# Source material

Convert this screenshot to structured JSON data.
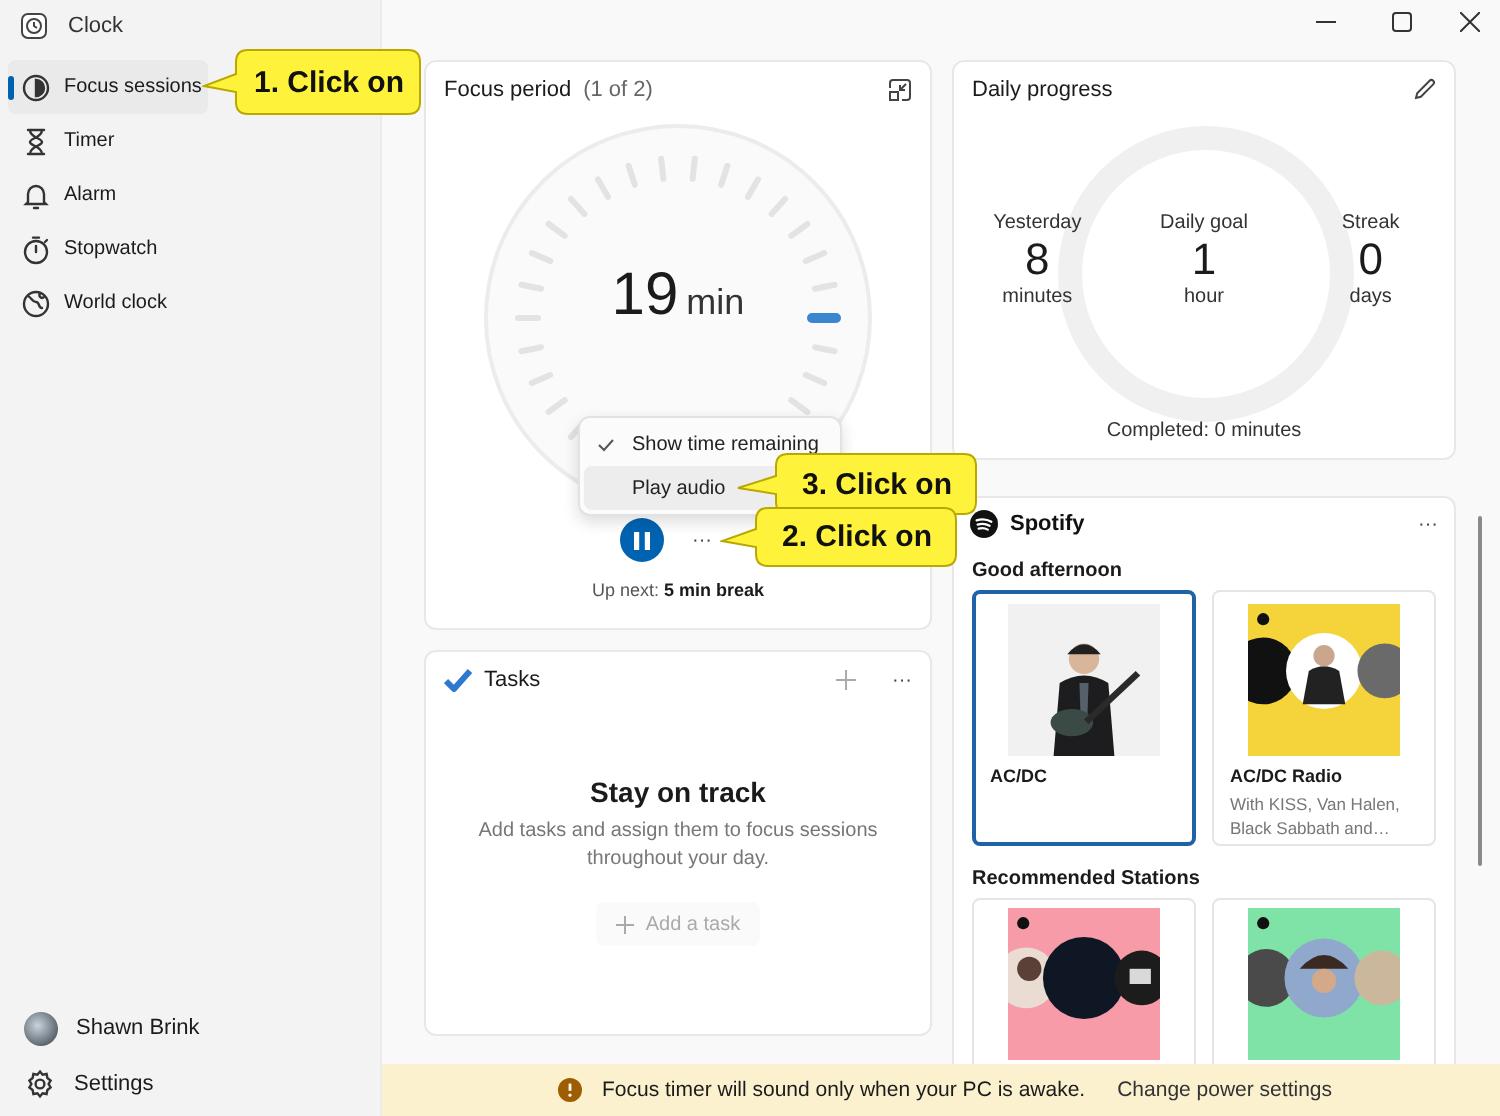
{
  "window": {
    "title": "Clock"
  },
  "nav": [
    {
      "label": "Focus sessions",
      "selected": true
    },
    {
      "label": "Timer",
      "selected": false
    },
    {
      "label": "Alarm",
      "selected": false
    },
    {
      "label": "Stopwatch",
      "selected": false
    },
    {
      "label": "World clock",
      "selected": false
    }
  ],
  "account": {
    "name": "Shawn Brink"
  },
  "settings": {
    "label": "Settings"
  },
  "focus": {
    "title": "Focus period",
    "counter": "(1 of 2)",
    "time": "19",
    "unit": "min",
    "menu": [
      {
        "label": "Show time remaining",
        "checked": true,
        "hovered": false
      },
      {
        "label": "Play audio",
        "checked": false,
        "hovered": true
      }
    ],
    "more": "···",
    "up_next": "Up next: **5 min break**"
  },
  "progress": {
    "title": "Daily progress",
    "stats": [
      {
        "label": "Yesterday",
        "value": "8",
        "unit": "minutes"
      },
      {
        "label": "Daily goal",
        "value": "1",
        "unit": "hour"
      },
      {
        "label": "Streak",
        "value": "0",
        "unit": "days"
      }
    ],
    "completed": "Completed: 0 minutes"
  },
  "tasks": {
    "title": "Tasks",
    "more": "···",
    "heading": "Stay on track",
    "text": "Add tasks and assign them to focus sessions throughout your day.",
    "add_label": "Add a task"
  },
  "spotify": {
    "title": "Spotify",
    "more": "···",
    "greeting": "Good afternoon",
    "items": [
      {
        "title": "AC/DC",
        "selected": true
      },
      {
        "title": "AC/DC Radio",
        "subtitle": "With KISS, Van Halen, Black Sabbath and…",
        "selected": false
      }
    ],
    "recommended_title": "Recommended Stations"
  },
  "notice": {
    "text": "Focus timer will sound only when your PC is awake.",
    "link": "Change power settings"
  },
  "callouts": [
    {
      "text": "1. Click on"
    },
    {
      "text": "3. Click on"
    },
    {
      "text": "2. Click on"
    }
  ]
}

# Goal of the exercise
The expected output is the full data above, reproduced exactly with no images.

# Result of the exercise
Convert this screenshot to structured JSON data.
{
  "window": {
    "title": "Clock"
  },
  "nav": [
    {
      "label": "Focus sessions",
      "selected": true
    },
    {
      "label": "Timer",
      "selected": false
    },
    {
      "label": "Alarm",
      "selected": false
    },
    {
      "label": "Stopwatch",
      "selected": false
    },
    {
      "label": "World clock",
      "selected": false
    }
  ],
  "account": {
    "name": "Shawn Brink"
  },
  "settings": {
    "label": "Settings"
  },
  "focus": {
    "title": "Focus period",
    "counter": "(1 of 2)",
    "time": "19",
    "unit": "min",
    "menu": [
      {
        "label": "Show time remaining",
        "checked": true,
        "hovered": false
      },
      {
        "label": "Play audio",
        "checked": false,
        "hovered": true
      }
    ],
    "more": "···",
    "up_next": "Up next: **5 min break**"
  },
  "progress": {
    "title": "Daily progress",
    "stats": [
      {
        "label": "Yesterday",
        "value": "8",
        "unit": "minutes"
      },
      {
        "label": "Daily goal",
        "value": "1",
        "unit": "hour"
      },
      {
        "label": "Streak",
        "value": "0",
        "unit": "days"
      }
    ],
    "completed": "Completed: 0 minutes"
  },
  "tasks": {
    "title": "Tasks",
    "more": "···",
    "heading": "Stay on track",
    "text": "Add tasks and assign them to focus sessions throughout your day.",
    "add_label": "Add a task"
  },
  "spotify": {
    "title": "Spotify",
    "more": "···",
    "greeting": "Good afternoon",
    "items": [
      {
        "title": "AC/DC",
        "selected": true
      },
      {
        "title": "AC/DC Radio",
        "subtitle": "With KISS, Van Halen, Black Sabbath and…",
        "selected": false
      }
    ],
    "recommended_title": "Recommended Stations"
  },
  "notice": {
    "text": "Focus timer will sound only when your PC is awake.",
    "link": "Change power settings"
  },
  "callouts": [
    {
      "text": "1. Click on"
    },
    {
      "text": "3. Click on"
    },
    {
      "text": "2. Click on"
    }
  ]
}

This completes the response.